  • I have operated a taxi for thirty odd years. The rules have changed a little in that time, mainly to close loopholes that certain drivers would choose to exploit. To me Uber is like any other taxi operator - they should just follow the rules the rest of us play by as set out by the local council and then it would be a level playing field.
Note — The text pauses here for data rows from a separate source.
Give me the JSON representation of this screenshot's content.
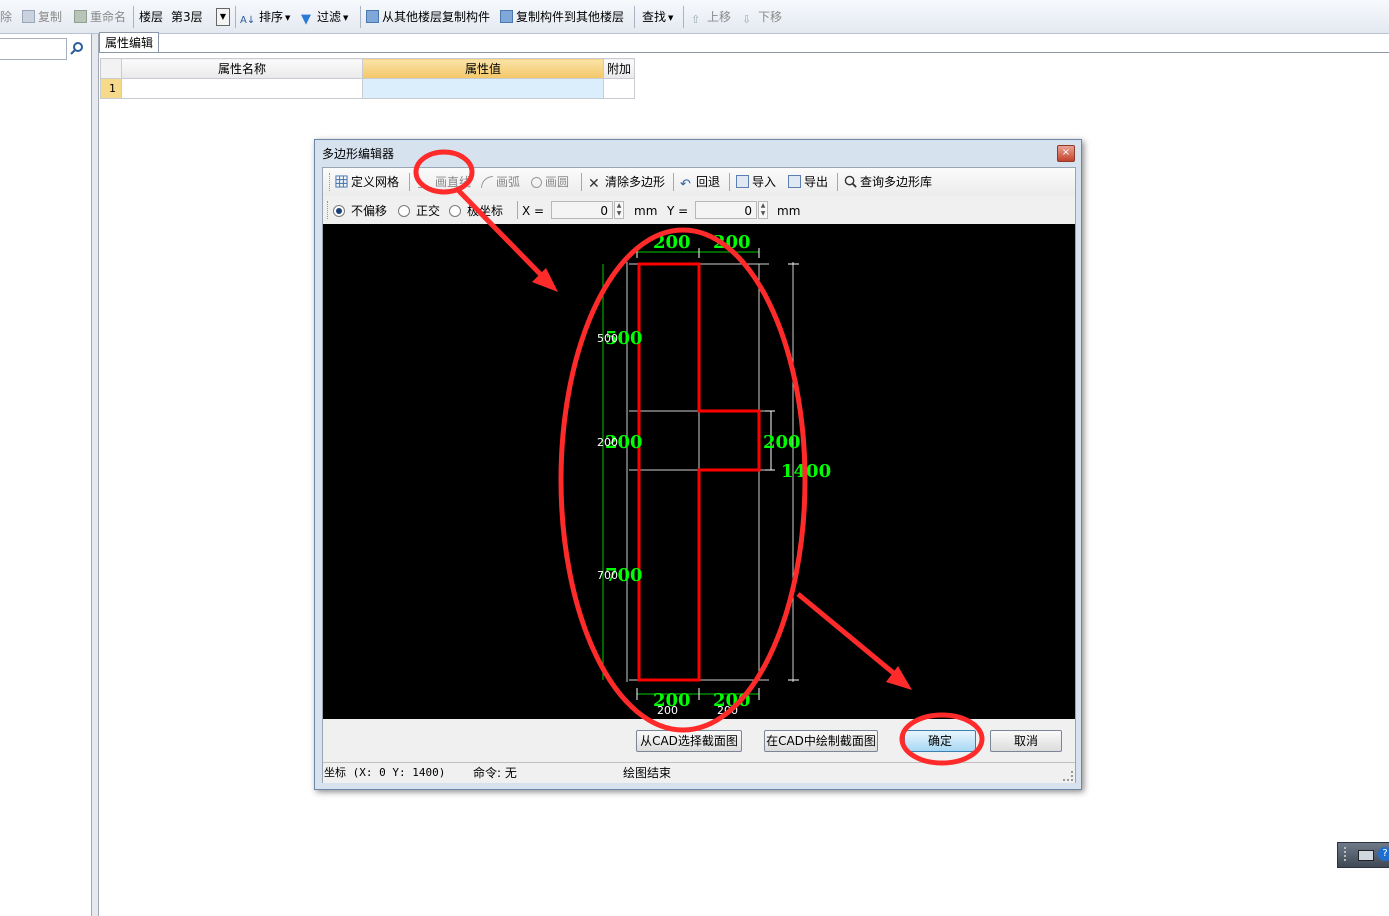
{
  "toolbar": {
    "delete_label": "除",
    "copy_label": "复制",
    "rename_label": "重命名",
    "floor_label": "楼层",
    "floor_value": "第3层",
    "sort_label": "排序",
    "filter_label": "过滤",
    "copy_from_label": "从其他楼层复制构件",
    "copy_to_label": "复制构件到其他楼层",
    "find_label": "查找",
    "up_label": "上移",
    "down_label": "下移"
  },
  "props": {
    "tab_label": "属性编辑",
    "headers": [
      "属性名称",
      "属性值",
      "附加"
    ],
    "rows": [
      {
        "num": "1",
        "name": "",
        "value": "",
        "extra": ""
      }
    ]
  },
  "dialog": {
    "title": "多边形编辑器",
    "close_glyph": "×",
    "toolbar": {
      "define_grid": "定义网格",
      "draw_line": "画直线",
      "draw_arc": "画弧",
      "draw_circle": "画圆",
      "clear": "清除多边形",
      "undo": "回退",
      "import": "导入",
      "export": "导出",
      "query": "查询多边形库"
    },
    "options": {
      "no_offset": "不偏移",
      "ortho": "正交",
      "polar": "极坐标",
      "x_label": "X =",
      "x_value": "0",
      "y_label": "Y =",
      "y_value": "0",
      "unit": "mm"
    },
    "canvas_labels": {
      "top_left": "200",
      "top_right": "200",
      "left_upper": "500",
      "left_upper_small": "500",
      "left_mid": "200",
      "left_mid_small": "200",
      "left_lower": "700",
      "left_lower_small": "700",
      "right_mid": "200",
      "right_total": "1400",
      "bottom_left": "200",
      "bottom_right": "200",
      "bottom_left_small": "200",
      "bottom_right_small": "200"
    },
    "buttons": {
      "pick_cad": "从CAD选择截面图",
      "draw_cad": "在CAD中绘制截面图",
      "ok": "确定",
      "cancel": "取消"
    },
    "status": {
      "coords": "坐标 (X: 0 Y: 1400)",
      "command": "命令: 无",
      "message": "绘图结束"
    }
  },
  "colors": {
    "shape": "#ff0000",
    "dimension": "#00ff00",
    "annotation": "#ff2020",
    "canvas_bg": "#000000"
  }
}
Unfortunately sticking to the rules has a monetary cost, so it is no surprise to me that a large outfit like Uber would squeal if their business model found the pressure of having to operate within the confines that the rest of us have to a bit of an upset to their advantage.

      1 year ago
  • It means no potential passengers will be struck with a hammer by a lunatic Uber driver.
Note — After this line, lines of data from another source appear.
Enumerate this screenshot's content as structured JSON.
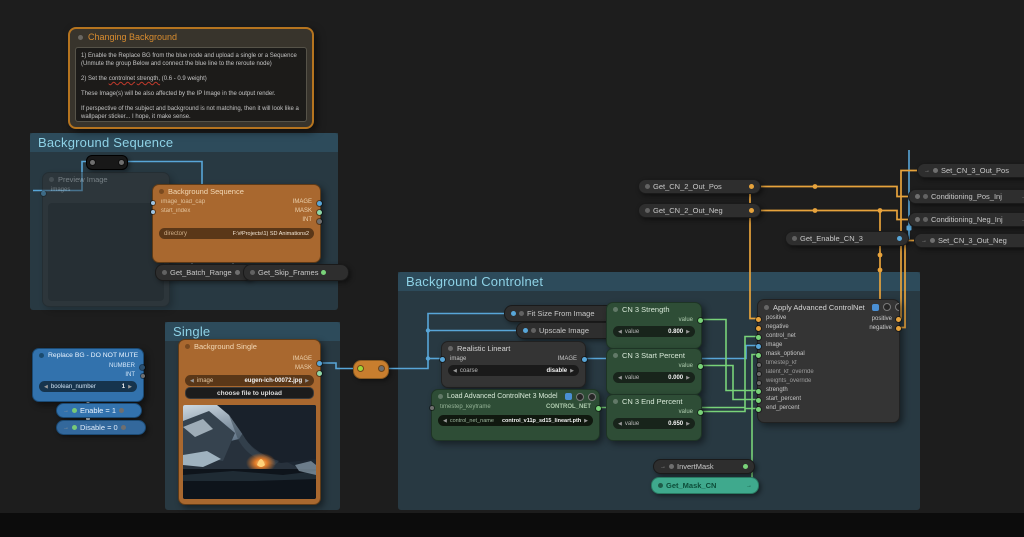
{
  "note": {
    "title": "Changing Background",
    "line1": "1) Enable the Replace BG from the blue node and upload a single or a Sequence (Unmute the group Below and connect the blue line to the reroute node)",
    "line2_pre": "2) Set the ",
    "line2_word1": "controlnet",
    "line2_mid": " ",
    "line2_word2": "strength,",
    "line2_post": " (0.6 - 0.9 weight)",
    "line3": "These Image(s) will be also affected by the IP Image in the output render.",
    "line4": "If perspective of the subject and background is not matching, then it will look like a wallpaper sticker... I hope, it make sense."
  },
  "groups": {
    "sequence": "Background Sequence",
    "single": "Single",
    "controlnet": "Background Controlnet"
  },
  "colors": {
    "wire_blue": "#58a6d8",
    "wire_orange": "#e7a33c",
    "wire_green": "#79d379",
    "group_fill": "#3e708a",
    "node_orange": "#a9682f",
    "node_green": "#2e4d36",
    "node_blue": "#3272ad"
  },
  "nodes": {
    "preview": {
      "title": "Preview Image",
      "input": "images"
    },
    "bgseq": {
      "title": "Background Sequence",
      "in1": "image_load_cap",
      "in2": "start_index",
      "out1": "IMAGE",
      "out2": "MASK",
      "out3": "INT",
      "widget_label": "directory",
      "widget_value": "F:\\#Projects\\1) SD Animations2"
    },
    "get_batch": {
      "title": "Get_Batch_Range"
    },
    "get_skip": {
      "title": "Get_Skip_Frames"
    },
    "replace": {
      "title": "Replace BG - DO NOT MUTE",
      "out1": "NUMBER",
      "out2": "INT",
      "widget_label": "boolean_number",
      "widget_value": "1"
    },
    "enable": {
      "title": "Enable = 1"
    },
    "disable": {
      "title": "Disable = 0"
    },
    "bgsingle": {
      "title": "Background Single",
      "out1": "IMAGE",
      "out2": "MASK",
      "widget_label": "image",
      "widget_value": "eugen-ich-00072.jpg",
      "button": "choose file to upload"
    },
    "fitsize": {
      "title": "Fit Size From Image"
    },
    "upscale": {
      "title": "Upscale Image"
    },
    "lineart": {
      "title": "Realistic Lineart",
      "in1": "image",
      "out1": "IMAGE",
      "widget_label": "coarse",
      "widget_value": "disable"
    },
    "loadcn": {
      "title": "Load Advanced ControlNet 3 Model",
      "in1": "timestep_keyframe",
      "out1": "CONTROL_NET",
      "widget_label": "control_net_name",
      "widget_value": "control_v11p_sd15_lineart.pth"
    },
    "cn_strength": {
      "title": "CN 3 Strength",
      "out1": "value",
      "widget_label": "value",
      "widget_value": "0.800"
    },
    "cn_start": {
      "title": "CN 3 Start Percent",
      "out1": "value",
      "widget_label": "value",
      "widget_value": "0.000"
    },
    "cn_end": {
      "title": "CN 3 End Percent",
      "out1": "value",
      "widget_label": "value",
      "widget_value": "0.650"
    },
    "apply": {
      "title": "Apply Advanced ControlNet",
      "inputs": [
        "positive",
        "negative",
        "control_net",
        "image",
        "mask_optional",
        "timestep_kf",
        "latent_kf_override",
        "weights_override",
        "strength",
        "start_percent",
        "end_percent"
      ],
      "out1": "positive",
      "out2": "negative"
    },
    "invertmask": {
      "title": "InvertMask"
    },
    "getmask": {
      "title": "Get_Mask_CN"
    },
    "getcn2pos": {
      "title": "Get_CN_2_Out_Pos"
    },
    "getcn2neg": {
      "title": "Get_CN_2_Out_Neg"
    },
    "getenable": {
      "title": "Get_Enable_CN_3"
    },
    "setpos": {
      "title": "Set_CN_3_Out_Pos"
    },
    "condpos": {
      "title": "Conditioning_Pos_Inj"
    },
    "condneg": {
      "title": "Conditioning_Neg_Inj"
    },
    "setneg": {
      "title": "Set_CN_3_Out_Neg"
    }
  }
}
      1 year ago
  • An Indian cab operating company OLA is going to launch in LONDON in the coming weeks and they have already started CAB DRIVERS HIRING DRIVE.


      1 year ago
  • If it happens in Melbourne I won’t be bothered it has descent public transport

      1 year ago
  • I have many reasons to like UBER against the average city Taxi platforms, Most of the time in the capital on my town you will find sweaty drivers on tank top shirts with the car reeking of humanity, but may god forgive you if a cigarette is lit on the back of the car, not to mention the fees are sometimes a bit abussive for just a few km.

    what UBER does? well your driver picks you up in suit & tie including a good hygiene, not to mention the car is as clean as the driver, you can rate the trip, pay the driver in advance... the trip is more luxurious & confortable.

    So... take notes if you want to earn more money.

      1 year ago
    • Suit and tie? In what country does that happen? In the US I have yet to have an Uber driver dress that formally. They have been courteous and clean, regardless.

        1 year ago
    • In Valencia I had many ubers pick me up dressed like that, usually in well maintained cars and good attitude as well

        1 year ago